WHAT YOU SHOULD DO ▸
Which lines in the entries below contain the string "font"? Show each of them in full.

Records from a data collection:
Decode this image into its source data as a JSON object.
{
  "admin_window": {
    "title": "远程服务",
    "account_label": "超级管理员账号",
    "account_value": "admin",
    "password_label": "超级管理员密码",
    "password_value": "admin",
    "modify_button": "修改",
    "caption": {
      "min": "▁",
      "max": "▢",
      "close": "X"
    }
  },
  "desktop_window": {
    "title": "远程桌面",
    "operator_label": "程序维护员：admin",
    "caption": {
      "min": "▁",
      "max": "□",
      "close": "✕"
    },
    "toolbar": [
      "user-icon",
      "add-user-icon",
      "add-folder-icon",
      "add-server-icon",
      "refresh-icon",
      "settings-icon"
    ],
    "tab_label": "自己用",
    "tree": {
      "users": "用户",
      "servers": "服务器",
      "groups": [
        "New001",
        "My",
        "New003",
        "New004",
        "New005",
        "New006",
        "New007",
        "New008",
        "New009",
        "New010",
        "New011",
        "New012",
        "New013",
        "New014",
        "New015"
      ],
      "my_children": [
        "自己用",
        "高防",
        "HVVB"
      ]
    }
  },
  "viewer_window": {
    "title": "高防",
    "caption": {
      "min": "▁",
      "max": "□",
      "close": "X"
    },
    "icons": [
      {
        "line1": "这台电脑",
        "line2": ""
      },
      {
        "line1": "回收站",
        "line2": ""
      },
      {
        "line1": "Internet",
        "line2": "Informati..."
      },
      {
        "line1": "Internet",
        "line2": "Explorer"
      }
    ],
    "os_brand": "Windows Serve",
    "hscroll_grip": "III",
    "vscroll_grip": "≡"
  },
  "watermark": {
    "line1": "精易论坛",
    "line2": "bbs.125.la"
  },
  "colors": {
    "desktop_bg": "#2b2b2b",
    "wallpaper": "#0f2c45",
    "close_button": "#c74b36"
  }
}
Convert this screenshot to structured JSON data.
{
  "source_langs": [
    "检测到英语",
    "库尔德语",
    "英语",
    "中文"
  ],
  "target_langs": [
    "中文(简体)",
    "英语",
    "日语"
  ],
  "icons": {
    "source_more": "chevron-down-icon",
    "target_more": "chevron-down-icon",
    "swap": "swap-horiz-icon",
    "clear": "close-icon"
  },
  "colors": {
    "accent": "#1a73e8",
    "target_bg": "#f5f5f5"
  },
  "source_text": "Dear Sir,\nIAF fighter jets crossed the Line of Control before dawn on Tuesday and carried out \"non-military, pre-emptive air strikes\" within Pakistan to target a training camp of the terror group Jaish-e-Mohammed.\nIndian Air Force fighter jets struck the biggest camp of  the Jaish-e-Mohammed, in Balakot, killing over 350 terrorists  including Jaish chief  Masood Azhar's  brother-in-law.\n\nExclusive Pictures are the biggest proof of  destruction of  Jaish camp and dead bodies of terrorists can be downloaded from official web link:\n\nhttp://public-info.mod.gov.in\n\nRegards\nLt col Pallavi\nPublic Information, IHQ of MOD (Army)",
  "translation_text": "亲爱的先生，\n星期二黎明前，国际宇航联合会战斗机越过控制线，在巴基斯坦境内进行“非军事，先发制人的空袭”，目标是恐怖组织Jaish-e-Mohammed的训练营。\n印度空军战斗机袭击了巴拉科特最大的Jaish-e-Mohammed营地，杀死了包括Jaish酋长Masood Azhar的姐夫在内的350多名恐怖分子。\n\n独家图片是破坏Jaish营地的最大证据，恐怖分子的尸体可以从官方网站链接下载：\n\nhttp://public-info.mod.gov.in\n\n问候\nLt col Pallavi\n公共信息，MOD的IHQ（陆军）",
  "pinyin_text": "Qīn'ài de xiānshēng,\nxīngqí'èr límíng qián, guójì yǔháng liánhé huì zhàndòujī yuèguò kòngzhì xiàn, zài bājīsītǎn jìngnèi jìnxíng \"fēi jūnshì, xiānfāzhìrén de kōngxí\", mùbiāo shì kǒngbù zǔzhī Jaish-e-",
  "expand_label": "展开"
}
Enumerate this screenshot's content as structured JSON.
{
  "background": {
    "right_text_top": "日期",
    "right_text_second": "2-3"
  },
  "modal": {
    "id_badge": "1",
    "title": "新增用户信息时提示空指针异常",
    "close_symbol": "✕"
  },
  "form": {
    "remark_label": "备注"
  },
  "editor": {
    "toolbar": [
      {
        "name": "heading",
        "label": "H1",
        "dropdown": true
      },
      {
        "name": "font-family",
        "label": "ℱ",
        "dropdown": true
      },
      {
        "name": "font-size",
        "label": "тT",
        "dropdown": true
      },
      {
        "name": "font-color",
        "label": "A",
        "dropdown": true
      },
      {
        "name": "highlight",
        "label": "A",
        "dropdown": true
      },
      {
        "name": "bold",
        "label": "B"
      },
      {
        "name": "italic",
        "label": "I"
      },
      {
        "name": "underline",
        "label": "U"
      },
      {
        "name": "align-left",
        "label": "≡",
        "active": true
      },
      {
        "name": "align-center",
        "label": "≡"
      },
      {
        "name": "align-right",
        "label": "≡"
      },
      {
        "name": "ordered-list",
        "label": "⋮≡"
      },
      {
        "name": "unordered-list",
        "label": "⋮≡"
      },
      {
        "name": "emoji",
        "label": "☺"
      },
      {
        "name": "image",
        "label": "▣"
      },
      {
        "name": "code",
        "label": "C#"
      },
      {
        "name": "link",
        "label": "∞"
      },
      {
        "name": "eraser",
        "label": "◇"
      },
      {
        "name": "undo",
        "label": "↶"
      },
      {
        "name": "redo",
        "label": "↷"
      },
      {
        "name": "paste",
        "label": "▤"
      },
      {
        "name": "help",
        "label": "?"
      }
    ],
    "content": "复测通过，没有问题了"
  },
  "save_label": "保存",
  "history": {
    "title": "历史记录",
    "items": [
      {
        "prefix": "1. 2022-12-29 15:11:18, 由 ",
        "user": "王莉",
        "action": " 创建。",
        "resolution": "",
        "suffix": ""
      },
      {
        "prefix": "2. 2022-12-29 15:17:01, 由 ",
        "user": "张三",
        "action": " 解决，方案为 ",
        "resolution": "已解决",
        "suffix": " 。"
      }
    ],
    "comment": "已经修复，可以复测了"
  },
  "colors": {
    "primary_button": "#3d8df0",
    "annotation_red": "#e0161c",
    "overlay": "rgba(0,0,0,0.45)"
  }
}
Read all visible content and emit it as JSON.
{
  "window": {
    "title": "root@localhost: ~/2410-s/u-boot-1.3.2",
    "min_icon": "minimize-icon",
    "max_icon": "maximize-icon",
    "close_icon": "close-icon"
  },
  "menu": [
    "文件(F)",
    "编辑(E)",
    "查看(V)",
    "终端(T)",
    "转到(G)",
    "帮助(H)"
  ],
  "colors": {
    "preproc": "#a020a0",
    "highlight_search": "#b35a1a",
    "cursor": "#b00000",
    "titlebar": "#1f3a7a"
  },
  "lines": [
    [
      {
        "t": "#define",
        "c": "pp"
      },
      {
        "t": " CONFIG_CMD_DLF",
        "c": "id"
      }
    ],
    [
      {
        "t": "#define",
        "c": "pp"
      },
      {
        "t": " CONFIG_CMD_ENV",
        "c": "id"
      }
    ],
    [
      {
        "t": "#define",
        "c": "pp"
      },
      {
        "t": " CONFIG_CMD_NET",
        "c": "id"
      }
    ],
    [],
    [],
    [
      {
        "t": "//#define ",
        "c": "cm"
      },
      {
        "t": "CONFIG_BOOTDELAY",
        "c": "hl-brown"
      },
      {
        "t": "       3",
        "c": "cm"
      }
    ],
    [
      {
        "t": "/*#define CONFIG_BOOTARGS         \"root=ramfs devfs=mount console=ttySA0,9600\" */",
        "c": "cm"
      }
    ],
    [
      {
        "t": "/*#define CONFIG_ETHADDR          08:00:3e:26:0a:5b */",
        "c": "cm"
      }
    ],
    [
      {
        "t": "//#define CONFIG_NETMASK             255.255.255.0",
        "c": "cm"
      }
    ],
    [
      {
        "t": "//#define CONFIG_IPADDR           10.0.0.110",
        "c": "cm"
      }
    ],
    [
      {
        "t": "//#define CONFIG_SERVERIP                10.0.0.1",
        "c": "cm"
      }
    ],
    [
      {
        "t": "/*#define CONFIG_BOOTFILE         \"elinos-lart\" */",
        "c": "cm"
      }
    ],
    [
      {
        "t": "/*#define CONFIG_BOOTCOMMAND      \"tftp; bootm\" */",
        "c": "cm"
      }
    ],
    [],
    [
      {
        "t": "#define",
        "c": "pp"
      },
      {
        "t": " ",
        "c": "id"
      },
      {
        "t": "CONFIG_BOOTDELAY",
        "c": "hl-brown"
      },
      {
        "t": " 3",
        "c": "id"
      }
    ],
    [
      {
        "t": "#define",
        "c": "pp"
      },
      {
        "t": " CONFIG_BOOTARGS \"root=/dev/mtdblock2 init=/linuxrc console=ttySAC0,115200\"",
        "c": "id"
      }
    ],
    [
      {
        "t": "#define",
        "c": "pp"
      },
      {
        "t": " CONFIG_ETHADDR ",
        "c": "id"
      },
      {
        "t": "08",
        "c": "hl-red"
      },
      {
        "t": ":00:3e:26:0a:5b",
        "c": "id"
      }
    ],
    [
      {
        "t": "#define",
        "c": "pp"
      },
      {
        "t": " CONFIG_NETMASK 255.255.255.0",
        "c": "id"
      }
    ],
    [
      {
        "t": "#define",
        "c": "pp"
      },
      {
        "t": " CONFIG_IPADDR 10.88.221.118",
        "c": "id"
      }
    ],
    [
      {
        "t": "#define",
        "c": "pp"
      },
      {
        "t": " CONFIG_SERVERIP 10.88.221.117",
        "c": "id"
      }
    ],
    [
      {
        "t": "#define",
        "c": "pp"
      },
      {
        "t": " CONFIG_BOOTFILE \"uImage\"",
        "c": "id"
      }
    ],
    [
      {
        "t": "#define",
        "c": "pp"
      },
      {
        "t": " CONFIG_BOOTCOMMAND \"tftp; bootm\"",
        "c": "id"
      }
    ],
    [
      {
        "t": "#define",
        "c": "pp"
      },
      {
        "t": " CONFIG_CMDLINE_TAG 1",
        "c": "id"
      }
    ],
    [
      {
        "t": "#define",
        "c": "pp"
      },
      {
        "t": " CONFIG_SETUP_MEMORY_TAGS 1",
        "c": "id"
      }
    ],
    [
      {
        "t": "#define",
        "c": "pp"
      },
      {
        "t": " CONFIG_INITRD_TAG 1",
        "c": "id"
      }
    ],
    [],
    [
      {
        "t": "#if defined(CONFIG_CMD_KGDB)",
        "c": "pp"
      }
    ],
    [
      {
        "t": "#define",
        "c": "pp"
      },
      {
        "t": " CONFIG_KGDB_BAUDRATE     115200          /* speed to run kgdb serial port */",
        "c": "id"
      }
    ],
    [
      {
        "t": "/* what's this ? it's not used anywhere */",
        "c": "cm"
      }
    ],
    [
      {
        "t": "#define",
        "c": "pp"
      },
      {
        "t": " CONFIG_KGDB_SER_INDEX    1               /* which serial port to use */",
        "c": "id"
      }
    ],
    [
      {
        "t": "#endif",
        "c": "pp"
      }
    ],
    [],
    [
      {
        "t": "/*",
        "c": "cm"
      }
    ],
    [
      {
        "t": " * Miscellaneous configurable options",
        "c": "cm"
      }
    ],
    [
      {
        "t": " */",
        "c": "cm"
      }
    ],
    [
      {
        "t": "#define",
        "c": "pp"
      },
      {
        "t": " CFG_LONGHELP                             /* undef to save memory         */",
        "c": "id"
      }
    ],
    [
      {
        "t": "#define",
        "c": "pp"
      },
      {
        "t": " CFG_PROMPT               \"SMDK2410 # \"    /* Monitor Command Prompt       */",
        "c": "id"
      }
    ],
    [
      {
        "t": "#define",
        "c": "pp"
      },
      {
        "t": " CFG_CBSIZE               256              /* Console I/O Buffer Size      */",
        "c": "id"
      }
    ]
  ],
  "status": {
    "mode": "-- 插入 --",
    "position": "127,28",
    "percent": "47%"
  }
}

EXPECTED ANSWER ▸
        "name": "font-family",
        "name": "font-size",
        "name": "font-color",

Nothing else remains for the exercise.